From the entries that follow, extract each line holding the string "kind".

---- Records for this task

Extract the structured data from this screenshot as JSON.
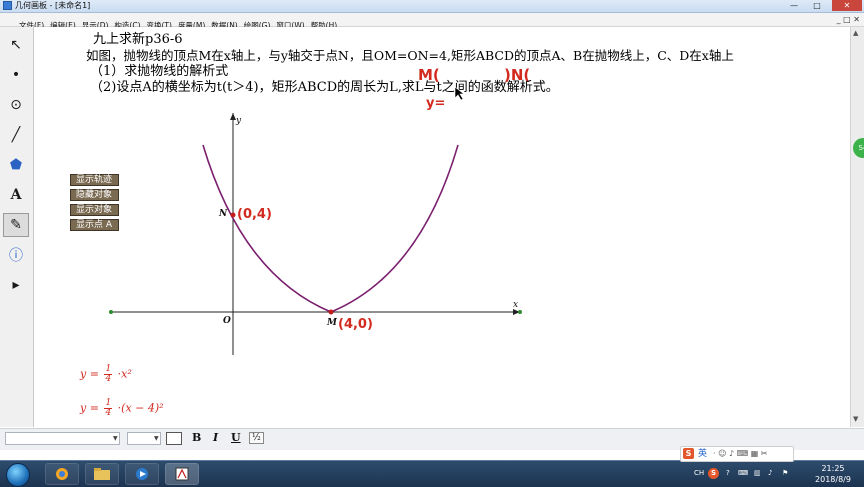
{
  "window": {
    "title": "几何画板 - [未命名1]",
    "minimize_glyph": "—",
    "maximize_glyph": "□",
    "close_glyph": "✕"
  },
  "menu": {
    "items": [
      "文件(F)",
      "编辑(E)",
      "显示(D)",
      "构造(C)",
      "变换(T)",
      "度量(M)",
      "数据(N)",
      "绘图(G)",
      "窗口(W)",
      "帮助(H)"
    ]
  },
  "tools": [
    {
      "name": "selection-arrow-tool",
      "glyph": "↖"
    },
    {
      "name": "point-tool",
      "glyph": "•"
    },
    {
      "name": "compass-tool",
      "glyph": "⊙"
    },
    {
      "name": "straightedge-tool",
      "glyph": "╱"
    },
    {
      "name": "polygon-tool",
      "glyph": "⬟"
    },
    {
      "name": "text-tool",
      "glyph": "A"
    },
    {
      "name": "marker-tool",
      "glyph": "✎"
    },
    {
      "name": "information-tool",
      "glyph": "ⓘ"
    },
    {
      "name": "custom-tool",
      "glyph": "▸"
    }
  ],
  "problem": {
    "line1": "九上求新p36-6",
    "line2": "如图，抛物线的顶点M在x轴上，与y轴交于点N，且OM=ON=4,矩形ABCD的顶点A、B在抛物线上，C、D在x轴上",
    "line3": "（1）求抛物线的解析式",
    "line4": "（2)设点A的横坐标为t(t＞4)，矩形ABCD的周长为L,求L与t之间的函数解析式。"
  },
  "action_buttons": [
    "显示轨迹",
    "隐藏对象",
    "显示对象",
    "显示点 A"
  ],
  "graph": {
    "x_axis_label": "x",
    "y_axis_label": "y",
    "origin_label": "O",
    "point_N_label": "N",
    "point_M_label": "M",
    "annotation_N": "(0,4)",
    "annotation_M": "(4,0)",
    "annotation_top_1": "M(",
    "annotation_top_2": ")N(",
    "annotation_top_3": "y=",
    "curve_color": "#7a1f6e",
    "annotation_color": "#d22a1f"
  },
  "formulas": {
    "f1_lhs": "y =",
    "f1_num": "1",
    "f1_den": "4",
    "f1_rhs": "·x²",
    "f2_lhs": "y =",
    "f2_num": "1",
    "f2_den": "4",
    "f2_rhs": "·(x − 4)²"
  },
  "format_bar": {
    "bold": "B",
    "italic": "I",
    "underline": "U",
    "fraction_icon": "½"
  },
  "taskbar": {
    "clock_time": "21:25",
    "clock_date": "2018/8/9",
    "ime_label": "英",
    "lang": "CH",
    "sogou": "S"
  }
}
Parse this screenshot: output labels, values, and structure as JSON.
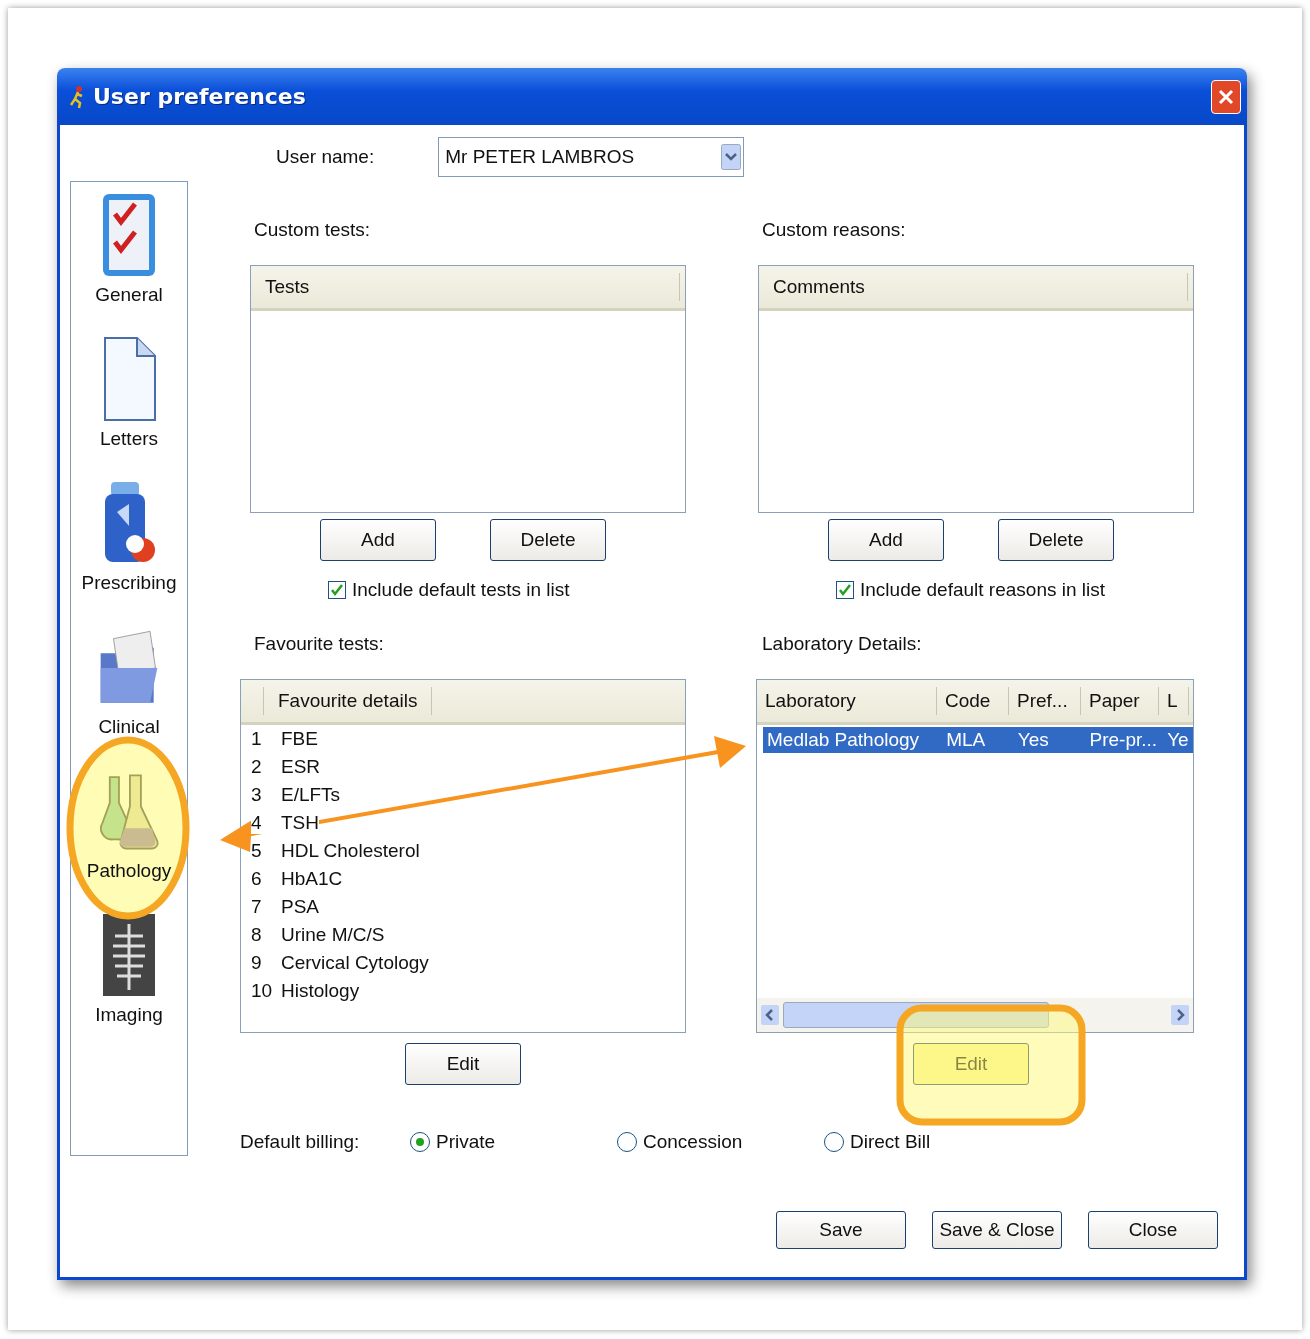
{
  "window": {
    "title": "User preferences"
  },
  "sidebar": {
    "items": [
      {
        "label": "General",
        "kind": "checklist"
      },
      {
        "label": "Letters",
        "kind": "document"
      },
      {
        "label": "Prescribing",
        "kind": "bottle"
      },
      {
        "label": "Clinical",
        "kind": "folder"
      },
      {
        "label": "Pathology",
        "kind": "flasks"
      },
      {
        "label": "Imaging",
        "kind": "xray"
      }
    ]
  },
  "user_name": {
    "label": "User name:",
    "value": "Mr PETER LAMBROS"
  },
  "custom_tests": {
    "label": "Custom tests:",
    "column": "Tests",
    "buttons": [
      "Add",
      "Delete"
    ],
    "include_default": {
      "label": "Include default tests in list",
      "checked": true
    }
  },
  "custom_reasons": {
    "label": "Custom reasons:",
    "column": "Comments",
    "buttons": [
      "Add",
      "Delete"
    ],
    "include_default": {
      "label": "Include default reasons in list",
      "checked": true
    }
  },
  "favourite_tests": {
    "label": "Favourite tests:",
    "column": "Favourite details",
    "rows": [
      {
        "number": "1",
        "name": "FBE"
      },
      {
        "number": "2",
        "name": "ESR"
      },
      {
        "number": "3",
        "name": "E/LFTs"
      },
      {
        "number": "4",
        "name": "TSH"
      },
      {
        "number": "5",
        "name": "HDL Cholesterol"
      },
      {
        "number": "6",
        "name": "HbA1C"
      },
      {
        "number": "7",
        "name": "PSA"
      },
      {
        "number": "8",
        "name": "Urine M/C/S"
      },
      {
        "number": "9",
        "name": "Cervical Cytology"
      },
      {
        "number": "10",
        "name": "Histology"
      }
    ],
    "button": "Edit"
  },
  "laboratory_details": {
    "label": "Laboratory Details:",
    "columns": [
      "Laboratory",
      "Code",
      "Pref...",
      "Paper",
      "L"
    ],
    "rows": [
      {
        "cells": [
          "Medlab Pathology",
          "MLA",
          "Yes",
          "Pre-pr...",
          "Ye"
        ],
        "selected": true
      }
    ],
    "button": "Edit"
  },
  "default_billing": {
    "label": "Default billing:",
    "options": [
      {
        "label": "Private",
        "selected": true
      },
      {
        "label": "Concession",
        "selected": false
      },
      {
        "label": "Direct Bill",
        "selected": false
      }
    ]
  },
  "footer_buttons": [
    "Save",
    "Save & Close",
    "Close"
  ]
}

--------

> **Written answer**:
        "kind": "checklist"
        "kind": "document"
        "kind": "bottle"
        "kind": "folder"
        "kind": "flasks"
        "kind": "xray"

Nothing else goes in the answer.